Introduction and Objectives
The term lymphocele denotes a limited collection of serous liquid in the wound after kidney transplantation. Lymph flows into the operation wound from the damaged lymphatic vessels in the vicinity of the iliac veins of the recipient or from the lymphatic vessels in the hilum of the kidney damaged during its removal from a cadaveric or living donor. The family of lymphoceles includes also persisting lymph flow through a drain placed in the wound after kidney transplantation. Symptomatology of the lymphocele depends on its size and location. Small asymptomatic lymphoceles predominate that are found accidentally during a post-surgery follow-up of the patient. Large lymphoceles squeeze and compress the ureter of the transplanted kidney hereby impeding the drainage, which eventually impairs the function of the transplanted kidney. The pressure of the lymphocele on the venous drainage in the small pelvis of the recipient brings about an oedema of the ipsilateral lower limb or of the genitalia. Sovereign diagnostic methods include USG and CT. Resolution between an urinoma and lymphocele is based on biochemical examination of the content of the lymphocele. The treatment of lymphocele consists in percutaneous or laparoscopic drainage, or in open marsupialization of the lymphocele into the peritoneal cavity. Very rarely can one identify the vessel from which lymph is flowing out and to handle it surgically. Small asymptomatic lymphoceles do not require active treatment.
Material and Methods
Between 2007 and 2009, 131 kidneys have been transplanted to 72 men and 59 women. 125 kidneys have been removed from cadaveric, 6 kidneys from living donors. In 17 patients (12.9%) we have found symptomatic lymphoceles. The lymphocele was observed more often in women (10/59 = 16.9%) than in men (7/72 = 9.7%) and was diagnosed on the average 12.4 days (from 7 to 20 days) after surgery. In 14 patients, the dominant symptom of the lymphocele was impaired function of the transplanted kidney with ureterohydronephrosis. In 3 patients the lymphocele caused oedema of the lower limb.

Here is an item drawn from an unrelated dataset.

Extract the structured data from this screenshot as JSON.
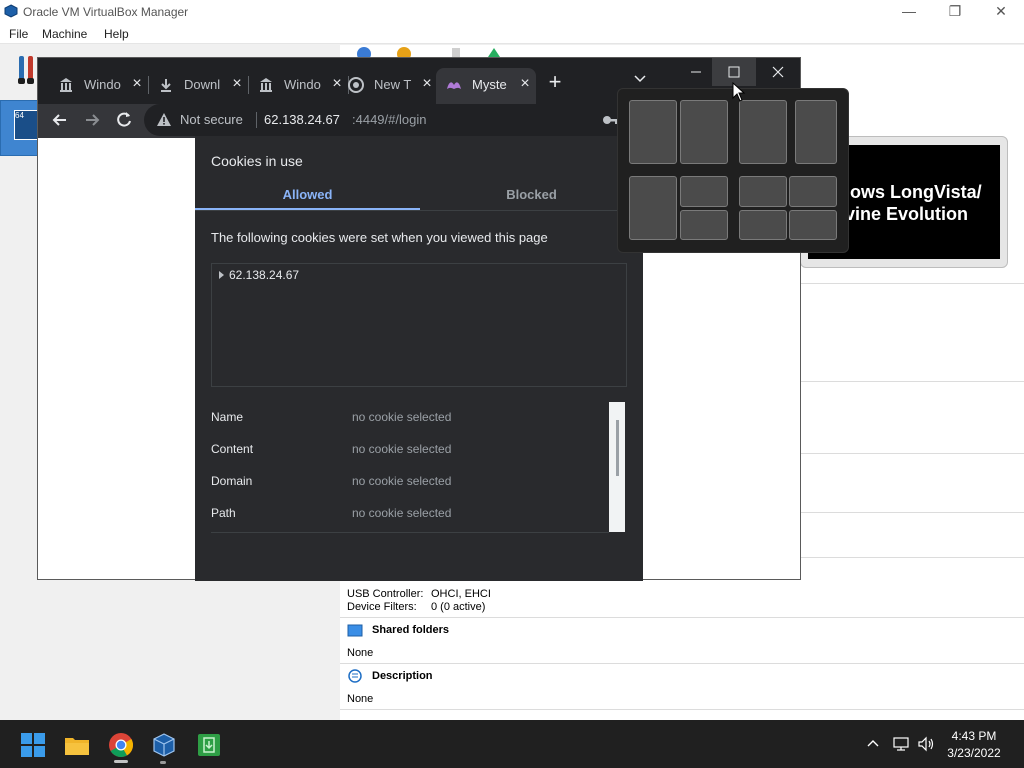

In 2 patients, lymphocele resorbed spontaneously. 9 lymphoceles were drained by a percutaneously inserted punction drain (in one case the ureter of the transplanted kidney was hereby injured). The six largest lymphocelas were marsupialized into the peritoneal cavity. Three operations were performed laparoscopically, three operations by open surgery.

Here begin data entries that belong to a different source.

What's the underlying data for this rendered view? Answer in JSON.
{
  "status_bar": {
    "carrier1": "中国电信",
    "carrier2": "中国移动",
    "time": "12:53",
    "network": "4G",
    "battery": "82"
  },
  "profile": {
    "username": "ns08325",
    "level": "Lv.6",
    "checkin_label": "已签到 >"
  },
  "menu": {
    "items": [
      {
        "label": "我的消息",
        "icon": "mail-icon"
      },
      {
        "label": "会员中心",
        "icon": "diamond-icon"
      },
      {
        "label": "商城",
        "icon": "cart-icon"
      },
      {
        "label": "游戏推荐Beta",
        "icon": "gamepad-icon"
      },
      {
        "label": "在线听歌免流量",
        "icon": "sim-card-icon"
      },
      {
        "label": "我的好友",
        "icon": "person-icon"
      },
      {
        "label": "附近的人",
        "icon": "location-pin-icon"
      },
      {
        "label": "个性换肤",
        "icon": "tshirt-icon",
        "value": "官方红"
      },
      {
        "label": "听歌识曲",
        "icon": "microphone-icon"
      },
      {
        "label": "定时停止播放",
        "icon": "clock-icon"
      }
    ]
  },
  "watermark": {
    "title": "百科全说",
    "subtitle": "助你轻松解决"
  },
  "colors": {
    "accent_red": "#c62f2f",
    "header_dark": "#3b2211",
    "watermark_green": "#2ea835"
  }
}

Active treatment of the lymphocele consists of its drainage. In the treatment of largest lymphoceles, the open surgical approach proved to be good by lower midline laparotomy. In this way one can avoid the transplanted kidney while identifying the extent of the lymphocela and performing targeted marsupialization, possibly also inserting a lappet of the omentum into the cavity of the lymphocele. All lymphoceles have been treated successfully, not even one transplanted kidney has been lost.

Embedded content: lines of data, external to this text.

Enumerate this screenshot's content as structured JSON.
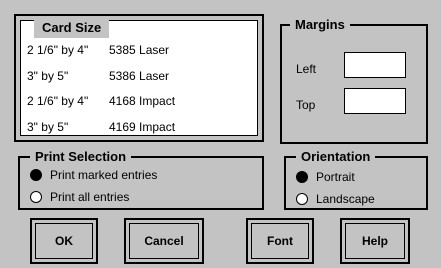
{
  "card_size": {
    "legend": "Card Size",
    "items": [
      {
        "size": "2 1/6\" by 4\"",
        "type": "5385 Laser"
      },
      {
        "size": "3\" by 5\"",
        "type": "5386 Laser"
      },
      {
        "size": "2 1/6\" by 4\"",
        "type": "4168 Impact"
      },
      {
        "size": "3\" by 5\"",
        "type": "4169 Impact"
      }
    ]
  },
  "margins": {
    "legend": "Margins",
    "left_label": "Left",
    "top_label": "Top",
    "left_value": "",
    "top_value": ""
  },
  "print_selection": {
    "legend": "Print Selection",
    "options": [
      {
        "label": "Print marked entries",
        "selected": true
      },
      {
        "label": "Print all entries",
        "selected": false
      }
    ]
  },
  "orientation": {
    "legend": "Orientation",
    "options": [
      {
        "label": "Portrait",
        "selected": true
      },
      {
        "label": "Landscape",
        "selected": false
      }
    ]
  },
  "buttons": {
    "ok": "OK",
    "cancel": "Cancel",
    "font": "Font",
    "help": "Help"
  }
}
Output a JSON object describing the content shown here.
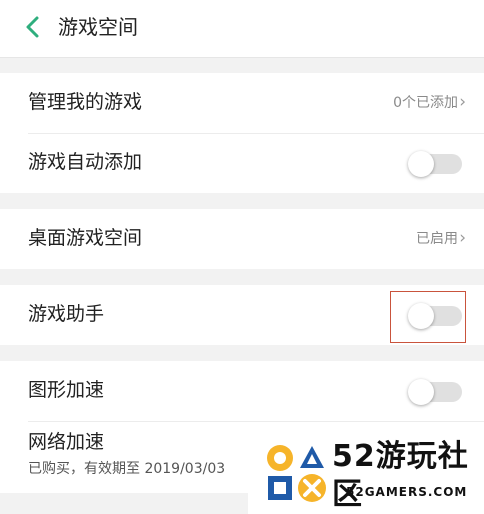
{
  "header": {
    "title": "游戏空间"
  },
  "groups": {
    "group1": {
      "manage": {
        "label": "管理我的游戏",
        "value": "0个已添加"
      },
      "auto_add": {
        "label": "游戏自动添加",
        "toggle": false
      }
    },
    "group2": {
      "desktop": {
        "label": "桌面游戏空间",
        "value": "已启用"
      }
    },
    "group3": {
      "assistant": {
        "label": "游戏助手",
        "toggle": false
      }
    },
    "group4": {
      "graphics": {
        "label": "图形加速",
        "toggle": false
      },
      "network": {
        "label": "网络加速",
        "sublabel": "已购买，有效期至 2019/03/03"
      }
    }
  },
  "chevron_glyph": "›",
  "watermark": {
    "title": "52游玩社区",
    "subtitle": "52GAMERS.COM"
  },
  "colors": {
    "accent_green": "#2fae7e",
    "toggle_off": "#e0e0e0",
    "highlight_box": "#c9533c",
    "logo_yellow": "#f6b42a",
    "logo_blue": "#1f5aa8"
  },
  "icons": [
    "back-chevron-icon",
    "chevron-right-icon",
    "gamepad-logo-icon"
  ]
}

© 2009 European Association of Urology. Published by Elsevier Inc. All rights reserved.